Default Kippenberger

I’m on the @ronregejr workout plan. #vibrationalexcercise (at Traba-Hole de Feliz)


◼️🔳▪️▫️🔲◼️ (at LA River bike path)

Above the Los Angeles River (at Atwater Village Ca 90039)

Summer Reading

Gabba Gabba Whirl



Sunrise - Atwater Village, Los Angeles (at Atwater Village Ca 90039)


It’s okay to have an opinion about Coffee. It’s also okay to change your mind, and change your opinion about Coffee. Tastes change. What I like today isn’t at all the same as what I liked a few years ago. It’s different.

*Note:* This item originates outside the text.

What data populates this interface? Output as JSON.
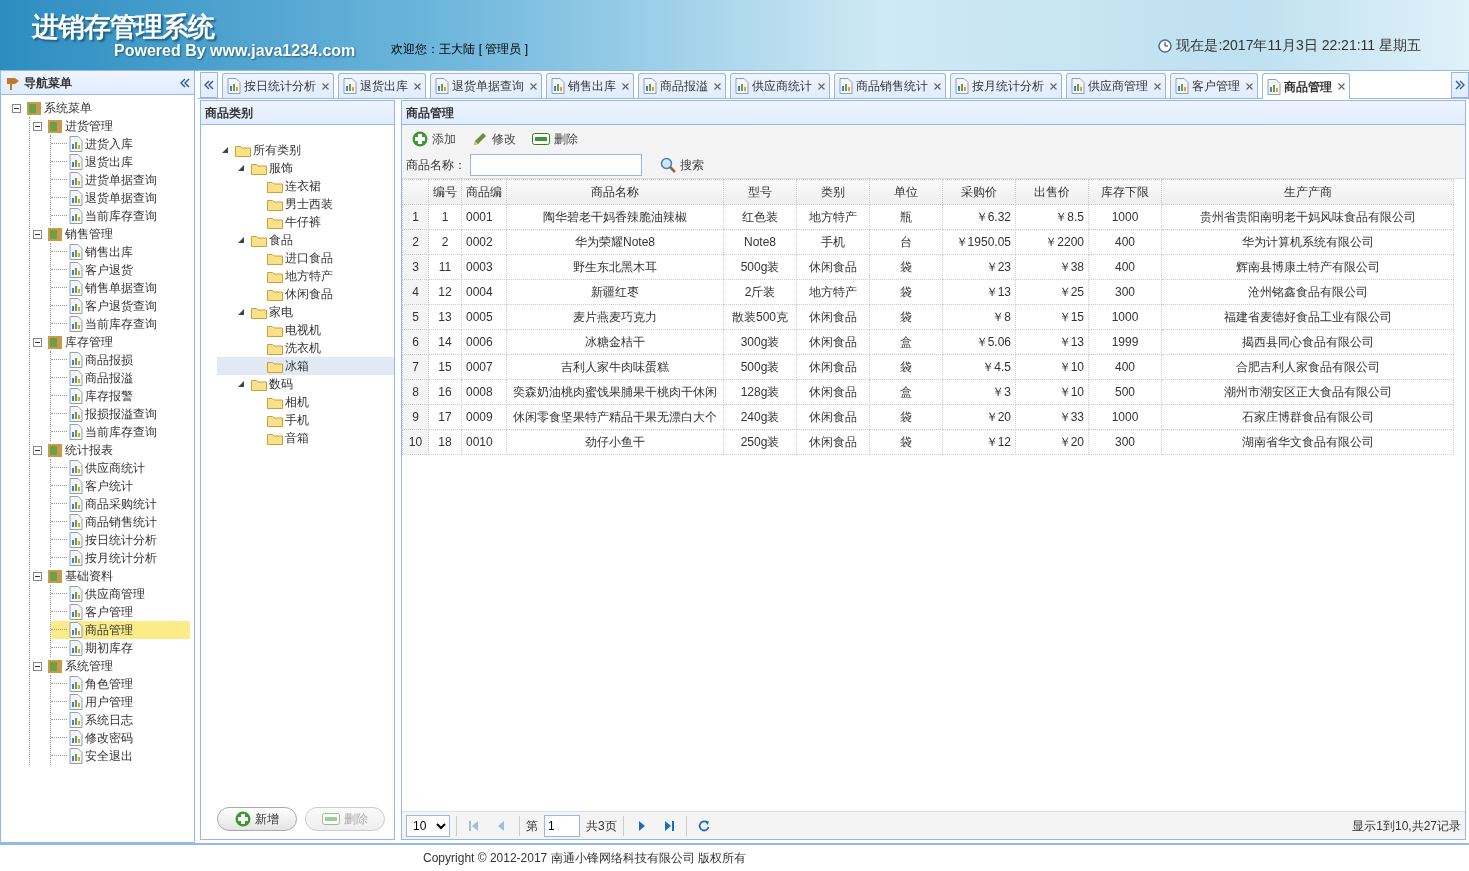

I am a person different today than the person I used to be. I’ve changed and so has my tastes. This is a drawing of different coffees. Make of it what you will. I hope you enjoy it.